  • Years of constantly being distracted and interrupted, so I screwed a lot of stuff up. I began to believe I couldn’t cook.
  • Years of being greeted at the table by “Ugh, what is that?” (even when I didn’t screw it up). I began to believe I wasn’t a good cook.
  • Years of watching Martha Stewart and Food Network create masterpieces. I began to believe cooking was too complicated, too time-consuming and I didn’t measure up. 

And finally the nail in my passionate cook’s coffin: 

  • I allowed my children’s palate to lead my cooking (anything not to be greeted with Ugh!). Cooking became repetitive and chore-like. I believed “Why cook? No one likes it. It’s a waste of my time. They love Kraft Mac and Cheese (and it’s easier for me). (Can you hear TAPS in the distance or is that the world’s smallest violin).
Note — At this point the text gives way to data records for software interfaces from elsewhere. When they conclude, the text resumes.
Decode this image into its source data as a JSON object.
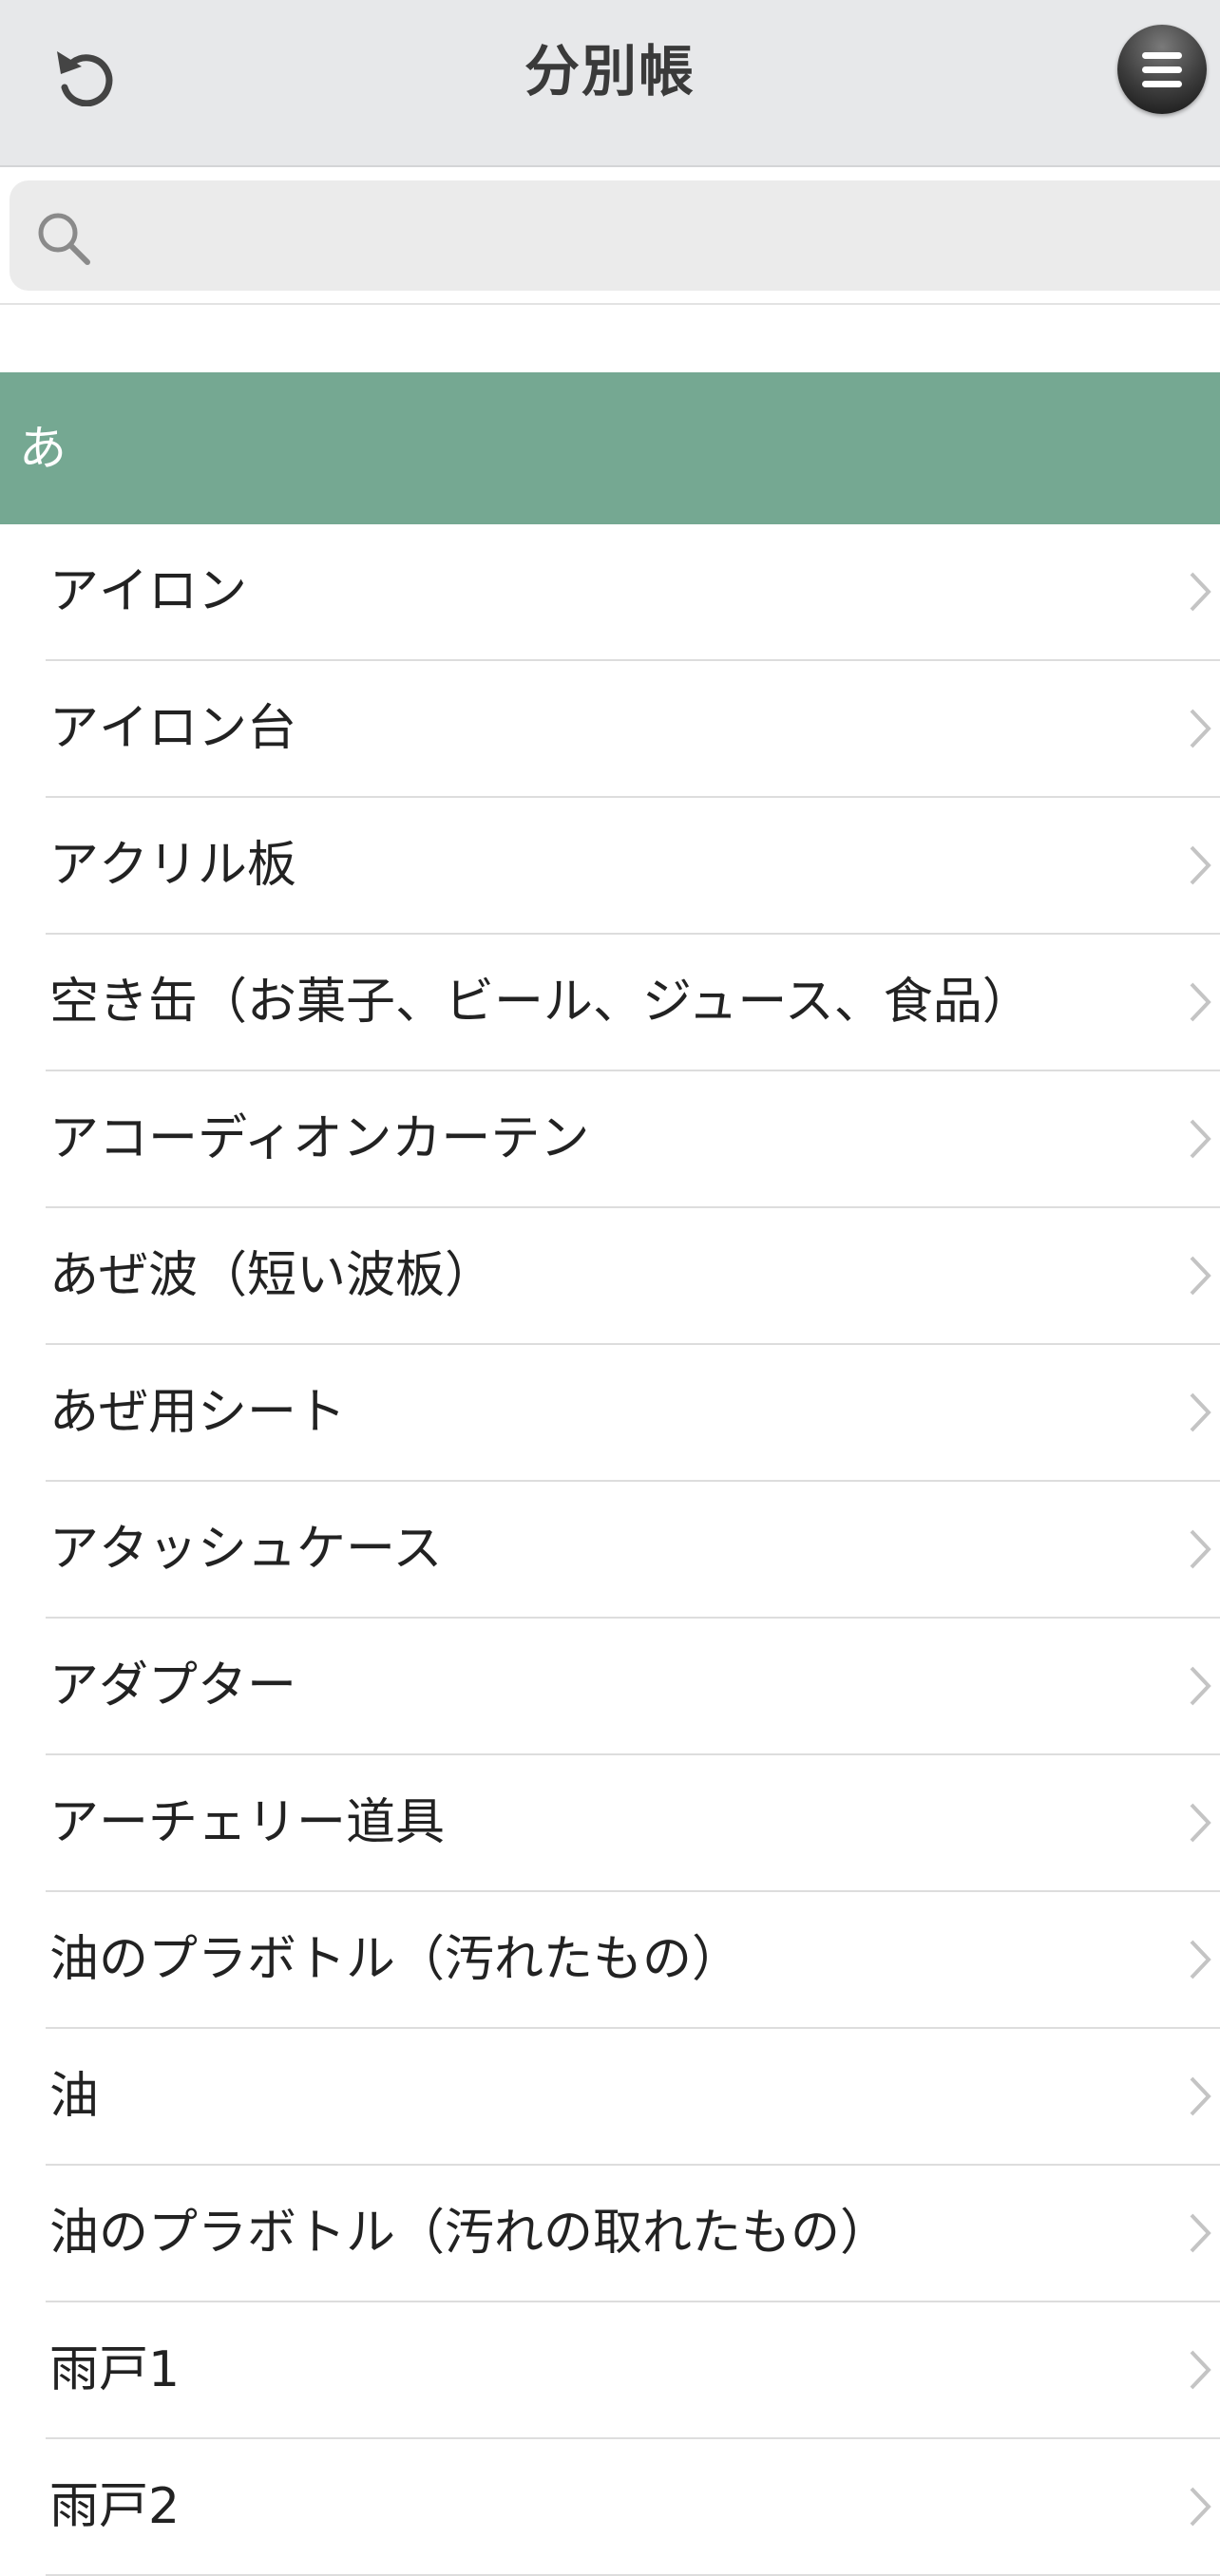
{
  "header": {
    "title": "分別帳",
    "back_icon": "undo-icon",
    "menu_icon": "hamburger-menu-icon"
  },
  "search": {
    "placeholder": "",
    "value": "",
    "icon": "search-icon"
  },
  "section": {
    "label": "あ",
    "color": "#75a892"
  },
  "items": [
    "アイロン",
    "アイロン台",
    "アクリル板",
    "空き缶（お菓子、ビール、ジュース、食品）",
    "アコーディオンカーテン",
    "あぜ波（短い波板）",
    "あぜ用シート",
    "アタッシュケース",
    "アダプター",
    "アーチェリー道具",
    "油のプラボトル（汚れたもの）",
    "油",
    "油のプラボトル（汚れの取れたもの）",
    "雨戸1",
    "雨戸2"
  ]
}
If cooking is a drudgery to you (or has become one), then I encourage you to examine why. For me, I lost my way. I forgot that my kids aren’t a disruption in the kitchen but needed to be made part of the process. I forgot that cooking is not about me or the response I receive; it’s a love language. It’s in service to my health and the health of those I love. I forgot that cooking is an adventure, a creative exploration, and not a photo op representing some false ideal. I forgot that I am not a short-order cook, but a parent who prepares nourishing, nutrient dense food to slowly broaden my children’s (and hubby’s) palates over time (a lot, A LOT.....,.of time).

I am not asking you to become passionate about cooking (though I will tell you much like anything of value, consistent practice of a dreary task leads to joy in its undertaking eventually), but I am telling you that your mindset makes the difference.

An inescapable truth:

Cooking more often and from real ingredients (not boxes) will improve your health, body composition and relationship with food. Cooking is immeasurably valuable. You are literally producing something that keeps you alive. Do it often and you and your family will become healthier. Learn to do it well and the rewards will go well beyond just physical health.

Cooking strengthens families; creates tradition and memories; builds connectedness, encourages conversation and slows down time. 

Cooking feeds your soul.